Complementary medicine, a term often used interchangeably with holistic medicine, provides”nonconventional” treatments for a variety of ailments, and is not just for humans anymore. Pets can now enjoy better health, too, as many veterinarians and pet owners increasingly embrace new techniques and treatments. According to the American Animal Hospital Association’s 2003 National Pet Owner Survey, 21 percent of pet owners have used some form of complementary medicine on their pets. Compare this to the 1996 survey, in which only six percent of pet owners said they’ve used alternative therapies on their pets.
Holistic medicine combines conventional veterinary medicine with one or more complementary therapies. Holistic practitioners consider your pet’s entire well-being, not just individual symptoms or conditions, and mix and match treatments to best serve Spot’s or Fluffy’s needs.
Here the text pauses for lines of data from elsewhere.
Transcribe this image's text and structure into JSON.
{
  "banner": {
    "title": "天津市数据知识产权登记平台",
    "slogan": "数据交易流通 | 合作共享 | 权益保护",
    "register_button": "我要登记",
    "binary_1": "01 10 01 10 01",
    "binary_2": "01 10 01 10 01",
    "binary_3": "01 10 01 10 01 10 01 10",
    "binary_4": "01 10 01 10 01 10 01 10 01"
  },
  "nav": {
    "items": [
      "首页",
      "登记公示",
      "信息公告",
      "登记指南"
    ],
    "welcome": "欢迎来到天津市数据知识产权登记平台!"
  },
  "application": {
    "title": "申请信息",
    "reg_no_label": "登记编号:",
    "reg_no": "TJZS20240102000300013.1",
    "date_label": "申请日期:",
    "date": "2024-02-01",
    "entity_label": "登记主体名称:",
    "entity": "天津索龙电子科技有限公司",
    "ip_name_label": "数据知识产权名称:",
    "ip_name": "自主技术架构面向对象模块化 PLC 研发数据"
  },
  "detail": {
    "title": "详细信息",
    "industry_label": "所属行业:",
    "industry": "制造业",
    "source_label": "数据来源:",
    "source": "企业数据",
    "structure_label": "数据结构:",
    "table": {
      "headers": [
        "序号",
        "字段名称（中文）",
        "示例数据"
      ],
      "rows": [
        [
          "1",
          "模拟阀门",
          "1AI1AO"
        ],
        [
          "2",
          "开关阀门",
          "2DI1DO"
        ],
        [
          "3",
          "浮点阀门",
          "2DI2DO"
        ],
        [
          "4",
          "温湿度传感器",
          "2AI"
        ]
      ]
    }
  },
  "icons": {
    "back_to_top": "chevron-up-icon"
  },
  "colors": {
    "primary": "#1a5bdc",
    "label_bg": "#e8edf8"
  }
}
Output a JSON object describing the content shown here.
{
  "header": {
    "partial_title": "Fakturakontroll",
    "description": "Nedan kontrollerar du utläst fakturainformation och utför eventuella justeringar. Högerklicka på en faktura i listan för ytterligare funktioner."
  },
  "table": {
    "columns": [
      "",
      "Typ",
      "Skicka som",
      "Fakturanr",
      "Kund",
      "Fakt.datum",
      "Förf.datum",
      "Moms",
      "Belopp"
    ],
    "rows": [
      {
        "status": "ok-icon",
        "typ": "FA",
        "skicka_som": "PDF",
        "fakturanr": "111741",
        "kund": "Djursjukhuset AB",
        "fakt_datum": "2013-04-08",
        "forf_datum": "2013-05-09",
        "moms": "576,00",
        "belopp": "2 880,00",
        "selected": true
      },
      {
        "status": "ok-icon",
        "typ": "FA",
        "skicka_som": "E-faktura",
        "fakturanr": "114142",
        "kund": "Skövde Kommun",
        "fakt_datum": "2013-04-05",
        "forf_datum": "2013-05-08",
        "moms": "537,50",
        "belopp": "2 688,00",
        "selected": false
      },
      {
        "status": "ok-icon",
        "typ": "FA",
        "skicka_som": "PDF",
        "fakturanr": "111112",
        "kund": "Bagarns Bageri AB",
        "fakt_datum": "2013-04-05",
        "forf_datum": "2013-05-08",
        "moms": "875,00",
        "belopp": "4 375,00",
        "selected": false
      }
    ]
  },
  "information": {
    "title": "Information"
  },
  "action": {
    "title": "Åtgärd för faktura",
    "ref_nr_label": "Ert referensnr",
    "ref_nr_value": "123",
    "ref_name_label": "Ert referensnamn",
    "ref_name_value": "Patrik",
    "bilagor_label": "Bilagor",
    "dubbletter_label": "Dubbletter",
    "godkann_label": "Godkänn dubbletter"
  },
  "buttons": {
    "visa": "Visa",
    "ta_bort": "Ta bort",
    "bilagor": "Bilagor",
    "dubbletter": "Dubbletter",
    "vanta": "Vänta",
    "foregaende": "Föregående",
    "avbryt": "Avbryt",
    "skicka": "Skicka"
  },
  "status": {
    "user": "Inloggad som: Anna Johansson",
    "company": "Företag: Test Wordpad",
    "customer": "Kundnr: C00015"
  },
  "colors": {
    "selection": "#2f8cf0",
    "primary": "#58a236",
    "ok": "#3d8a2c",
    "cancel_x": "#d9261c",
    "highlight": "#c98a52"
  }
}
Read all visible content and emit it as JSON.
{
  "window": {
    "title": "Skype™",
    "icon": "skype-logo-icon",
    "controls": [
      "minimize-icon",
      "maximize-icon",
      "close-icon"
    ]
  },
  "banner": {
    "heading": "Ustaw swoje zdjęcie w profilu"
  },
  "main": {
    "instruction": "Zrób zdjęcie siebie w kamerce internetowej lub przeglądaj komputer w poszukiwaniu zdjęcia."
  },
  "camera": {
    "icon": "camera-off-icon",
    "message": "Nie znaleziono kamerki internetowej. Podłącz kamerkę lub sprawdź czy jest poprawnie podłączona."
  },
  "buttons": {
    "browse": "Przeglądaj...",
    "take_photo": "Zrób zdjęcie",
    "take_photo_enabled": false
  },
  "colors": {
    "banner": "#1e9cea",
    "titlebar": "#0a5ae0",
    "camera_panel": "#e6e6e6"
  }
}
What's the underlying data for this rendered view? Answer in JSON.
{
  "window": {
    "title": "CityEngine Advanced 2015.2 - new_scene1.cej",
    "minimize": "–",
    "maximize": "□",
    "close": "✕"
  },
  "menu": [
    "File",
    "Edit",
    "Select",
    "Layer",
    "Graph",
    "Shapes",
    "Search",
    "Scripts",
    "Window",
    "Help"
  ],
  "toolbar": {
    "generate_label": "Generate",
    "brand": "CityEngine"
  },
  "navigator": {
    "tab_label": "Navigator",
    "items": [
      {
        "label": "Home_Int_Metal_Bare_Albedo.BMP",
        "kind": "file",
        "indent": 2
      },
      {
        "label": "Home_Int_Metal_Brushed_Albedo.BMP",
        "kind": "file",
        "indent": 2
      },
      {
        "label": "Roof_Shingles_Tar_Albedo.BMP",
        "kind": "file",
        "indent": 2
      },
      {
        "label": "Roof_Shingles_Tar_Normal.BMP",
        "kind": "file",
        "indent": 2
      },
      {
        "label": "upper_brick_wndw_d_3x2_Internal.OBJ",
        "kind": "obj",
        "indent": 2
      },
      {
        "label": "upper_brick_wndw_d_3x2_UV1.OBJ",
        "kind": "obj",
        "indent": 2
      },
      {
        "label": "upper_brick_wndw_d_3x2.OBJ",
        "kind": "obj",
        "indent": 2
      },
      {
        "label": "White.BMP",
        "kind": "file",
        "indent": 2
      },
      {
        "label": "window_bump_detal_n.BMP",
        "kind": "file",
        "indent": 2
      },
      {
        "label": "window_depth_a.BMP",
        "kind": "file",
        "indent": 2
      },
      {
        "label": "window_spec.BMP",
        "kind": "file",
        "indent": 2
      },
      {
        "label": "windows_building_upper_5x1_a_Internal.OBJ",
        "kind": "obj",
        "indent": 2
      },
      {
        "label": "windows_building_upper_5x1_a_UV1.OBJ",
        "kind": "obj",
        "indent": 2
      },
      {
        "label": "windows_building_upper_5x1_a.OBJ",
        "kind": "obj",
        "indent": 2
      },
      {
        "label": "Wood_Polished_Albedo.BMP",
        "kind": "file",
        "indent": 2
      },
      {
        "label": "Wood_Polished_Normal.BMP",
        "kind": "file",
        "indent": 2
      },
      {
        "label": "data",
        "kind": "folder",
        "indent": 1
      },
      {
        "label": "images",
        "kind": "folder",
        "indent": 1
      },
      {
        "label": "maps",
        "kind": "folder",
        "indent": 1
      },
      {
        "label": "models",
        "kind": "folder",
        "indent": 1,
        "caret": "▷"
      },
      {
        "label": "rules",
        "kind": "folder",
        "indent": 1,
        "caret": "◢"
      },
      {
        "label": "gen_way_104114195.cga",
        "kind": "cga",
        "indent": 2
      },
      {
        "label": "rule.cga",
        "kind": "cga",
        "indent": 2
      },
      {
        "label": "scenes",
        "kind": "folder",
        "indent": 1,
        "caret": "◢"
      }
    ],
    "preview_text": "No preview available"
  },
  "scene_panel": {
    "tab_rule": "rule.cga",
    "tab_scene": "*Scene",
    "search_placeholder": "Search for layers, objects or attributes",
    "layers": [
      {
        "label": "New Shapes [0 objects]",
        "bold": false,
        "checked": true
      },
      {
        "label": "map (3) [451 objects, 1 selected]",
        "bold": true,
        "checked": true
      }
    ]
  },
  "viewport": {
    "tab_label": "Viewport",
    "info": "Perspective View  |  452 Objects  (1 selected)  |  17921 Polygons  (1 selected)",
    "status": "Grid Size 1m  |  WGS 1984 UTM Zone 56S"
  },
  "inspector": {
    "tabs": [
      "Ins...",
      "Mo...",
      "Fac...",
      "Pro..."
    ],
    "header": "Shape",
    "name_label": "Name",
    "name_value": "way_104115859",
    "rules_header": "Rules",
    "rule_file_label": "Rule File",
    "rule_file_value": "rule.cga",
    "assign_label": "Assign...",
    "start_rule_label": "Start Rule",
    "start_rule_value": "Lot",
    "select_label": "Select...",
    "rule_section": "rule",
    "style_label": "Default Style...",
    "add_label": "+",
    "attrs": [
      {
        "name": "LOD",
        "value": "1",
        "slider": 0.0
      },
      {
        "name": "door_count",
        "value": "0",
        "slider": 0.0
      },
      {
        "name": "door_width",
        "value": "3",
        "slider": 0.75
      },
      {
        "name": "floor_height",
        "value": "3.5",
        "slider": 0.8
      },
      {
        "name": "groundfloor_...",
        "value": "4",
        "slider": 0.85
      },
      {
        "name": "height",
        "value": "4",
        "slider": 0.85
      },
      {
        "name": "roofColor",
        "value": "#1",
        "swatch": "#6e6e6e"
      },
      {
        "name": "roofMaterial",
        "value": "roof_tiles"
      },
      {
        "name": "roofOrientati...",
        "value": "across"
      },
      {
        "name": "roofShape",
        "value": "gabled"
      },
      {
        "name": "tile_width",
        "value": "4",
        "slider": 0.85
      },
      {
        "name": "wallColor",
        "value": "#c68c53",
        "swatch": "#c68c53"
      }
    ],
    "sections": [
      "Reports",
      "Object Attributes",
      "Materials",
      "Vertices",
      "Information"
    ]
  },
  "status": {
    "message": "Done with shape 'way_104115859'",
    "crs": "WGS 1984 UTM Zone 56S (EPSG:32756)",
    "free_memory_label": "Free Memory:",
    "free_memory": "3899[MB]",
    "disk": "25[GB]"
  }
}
A holistic approach to your pet’s problem will likely prove beneficial in nearly all cases. Research into a variety of veterinary medical therapies is ongoing, and the quality of care our pets receive is continually improving. Below, we describe some of the more common complementary medical therapies available.
Seeing Eye Dogs and Drug Sniffing Dogs
Dogs are certainly amazing and versatile animals. When you are in the process of training a dog and are getting a bit discouraged, you might take a moment to consider those two highly specialized trained dogs, the drug sniffing dog and the seeing eye dog.
The first school for Seeing Eye dogs was established in Potsdam, Germany shortly after World War I. The idea was to train German shepherds to assist men blinded in the war. An American lady living in Switzerland learned of the school and wrote an article about it that was published in the Saturday Evening Post in 1927.
This led to the establishment of the first American Seeing Eye dog school in 1929. Over the years, the school has practiced a selective breeding program to improve the quality of dogs that are trained to act as companions and eyes for blind people all over the World. It is the tremendous loyalty of the dog to its owner that is the key ingredient in this type of advanced training.